I heard firsthand just how much thought went into the music when I entered one of Horizon's many Showcase races where I, the driver of a 1970 Ford Mustang Boss 409, was pitted against a WWII-era P-51 Mustang airplane in an insane canyon run set to the tune of the "Hate to Say I Told You So" by the Hives. The race turned out to be a remarkably close one due to the fact that the plane needed to take a rather roundabout path through the checkpoints. As I was charging toward the finish line, just fractions of a second ahead of the plane, I noticed that the song was also rising toward its own cacophonous finish, ending just as I crossed the finish line. Turning to Greenawalt, I asked if the similarity between the race and song length was deliberate. After tossing around the terms "curated" and "cinematic" for a bit, I eventually got a simple "yes" out of him.
In addition to open-world driving and better music, Horizon brings another new addition to the Forza series: off road racing. U.K.-based game studio Playground Games handled development of Horizon for Turn 10. Playground was founded by former developers of other popular racing games, most prominently Colin McRae: DiRT, one of the best off-road rally racing games of recent memory. Thanks to the expertise of the DiRT developers, Horizon now features about 65 surfaces types ranging from smooth asphalt to grass to loose gravel to sand.
Horizon also features dedicated off-road races that will finally let you take advantage of some of the more beefy all-wheel-drive vehicles on the Forza roster, such as the Mitsubishi Lancer Evolution, Subaru WRX STI, or Ford F-150 SVT Raptor. Interestingly, I did not see off-road tires as an option in the vehicle customization menu.

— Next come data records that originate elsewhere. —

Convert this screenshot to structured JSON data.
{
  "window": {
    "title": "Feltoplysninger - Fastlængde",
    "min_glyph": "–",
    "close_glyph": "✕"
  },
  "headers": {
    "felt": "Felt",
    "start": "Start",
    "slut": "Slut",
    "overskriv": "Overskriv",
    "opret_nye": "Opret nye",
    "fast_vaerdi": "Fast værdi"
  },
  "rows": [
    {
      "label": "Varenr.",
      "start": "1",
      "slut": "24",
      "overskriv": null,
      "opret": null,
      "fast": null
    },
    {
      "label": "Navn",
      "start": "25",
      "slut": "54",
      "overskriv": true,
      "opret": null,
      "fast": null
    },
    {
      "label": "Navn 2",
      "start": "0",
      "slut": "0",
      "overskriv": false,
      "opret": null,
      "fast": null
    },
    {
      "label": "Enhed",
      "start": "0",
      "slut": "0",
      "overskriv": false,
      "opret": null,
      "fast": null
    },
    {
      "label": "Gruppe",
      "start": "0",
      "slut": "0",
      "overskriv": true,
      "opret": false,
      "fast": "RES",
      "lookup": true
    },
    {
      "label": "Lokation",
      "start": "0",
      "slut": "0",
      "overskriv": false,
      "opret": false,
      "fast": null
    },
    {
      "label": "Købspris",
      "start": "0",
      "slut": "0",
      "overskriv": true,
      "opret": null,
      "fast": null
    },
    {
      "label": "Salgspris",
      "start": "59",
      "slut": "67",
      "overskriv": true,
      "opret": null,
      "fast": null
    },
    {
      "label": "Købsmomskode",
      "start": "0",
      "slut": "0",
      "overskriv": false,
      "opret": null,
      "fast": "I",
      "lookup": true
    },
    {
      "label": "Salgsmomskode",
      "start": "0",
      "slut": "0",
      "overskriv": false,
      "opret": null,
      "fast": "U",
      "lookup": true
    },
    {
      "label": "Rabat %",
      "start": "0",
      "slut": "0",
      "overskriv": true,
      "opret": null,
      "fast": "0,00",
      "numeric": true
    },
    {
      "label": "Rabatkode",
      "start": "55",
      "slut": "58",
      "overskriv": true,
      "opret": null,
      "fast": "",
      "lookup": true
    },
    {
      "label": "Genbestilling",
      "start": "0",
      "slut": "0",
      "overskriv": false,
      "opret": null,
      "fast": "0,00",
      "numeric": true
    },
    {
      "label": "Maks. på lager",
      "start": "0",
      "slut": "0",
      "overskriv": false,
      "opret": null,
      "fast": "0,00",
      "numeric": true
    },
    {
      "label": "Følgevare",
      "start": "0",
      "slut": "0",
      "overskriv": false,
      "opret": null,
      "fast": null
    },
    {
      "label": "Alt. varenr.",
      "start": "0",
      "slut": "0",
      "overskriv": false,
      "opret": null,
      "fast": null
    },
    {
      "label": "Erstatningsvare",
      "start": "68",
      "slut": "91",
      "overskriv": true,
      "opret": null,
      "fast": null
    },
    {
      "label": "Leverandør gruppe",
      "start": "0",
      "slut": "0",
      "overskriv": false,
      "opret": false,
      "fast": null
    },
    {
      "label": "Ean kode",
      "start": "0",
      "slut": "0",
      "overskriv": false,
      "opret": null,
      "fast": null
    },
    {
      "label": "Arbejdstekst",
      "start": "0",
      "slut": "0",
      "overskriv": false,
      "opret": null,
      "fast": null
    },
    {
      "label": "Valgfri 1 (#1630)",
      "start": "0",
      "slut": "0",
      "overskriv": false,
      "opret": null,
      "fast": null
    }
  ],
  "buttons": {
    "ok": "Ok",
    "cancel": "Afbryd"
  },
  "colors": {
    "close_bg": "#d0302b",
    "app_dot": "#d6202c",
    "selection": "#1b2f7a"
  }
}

A few notes for dedicated Forza players
If you're like me, a longtime fan of the Forza series, you've spent countless hours tweaking and customizing the cars in your virtual garage, so there may be some hesitation to start over from scratch without your precious digital babies. Turn 10's Greenawalt emphasized that Forza is about building relationships with what he called "nondisposable cars" that you don't immediately ditch when a better car is unlocked. I know all about this; I've been tweaking and driving the same NA Mazda Miata since Forza Motorsport 3 was released back in 2009.
Well, the bad news is that you won't be able to import your cars from Forza 3 or 4, but you will be able to recreate some cars fairly easily. For example, while you can't wholesale import a saved design from Forza Motorsport 3 or 4, you can save and import legacy vinyl groups that can then be applied to your new ride at the Horizon Festival. Likewise, Horizon features many of the same tuning tools that are present in the previous games, so you'll be able to recreate your setups.
However, the option for engine swaps and drive-train conversions was missing from the prerelease version of the game that I played and likely the final game, which was disappointing.
Of course, all of this depends on if the car that you're trying to reproduce is even featured in Forza Horizon. The full list of featured cars hasn't been fully revealed just yet. I have no doubt that I'll be able to, at some point, recreate my Miata -- I find it hard to imagine any racing game that doesn't feature the greatest Roadster ever built. However, I very seriously doubt that my mildly infamous 335-horsepower Toyota Prius that has perplexed many an online opponent will make the cut.
Forza Horizon is already available for preorder on the Xbox 360 console in standard and limited-edition flavors and is expected to hit shelves on October 23.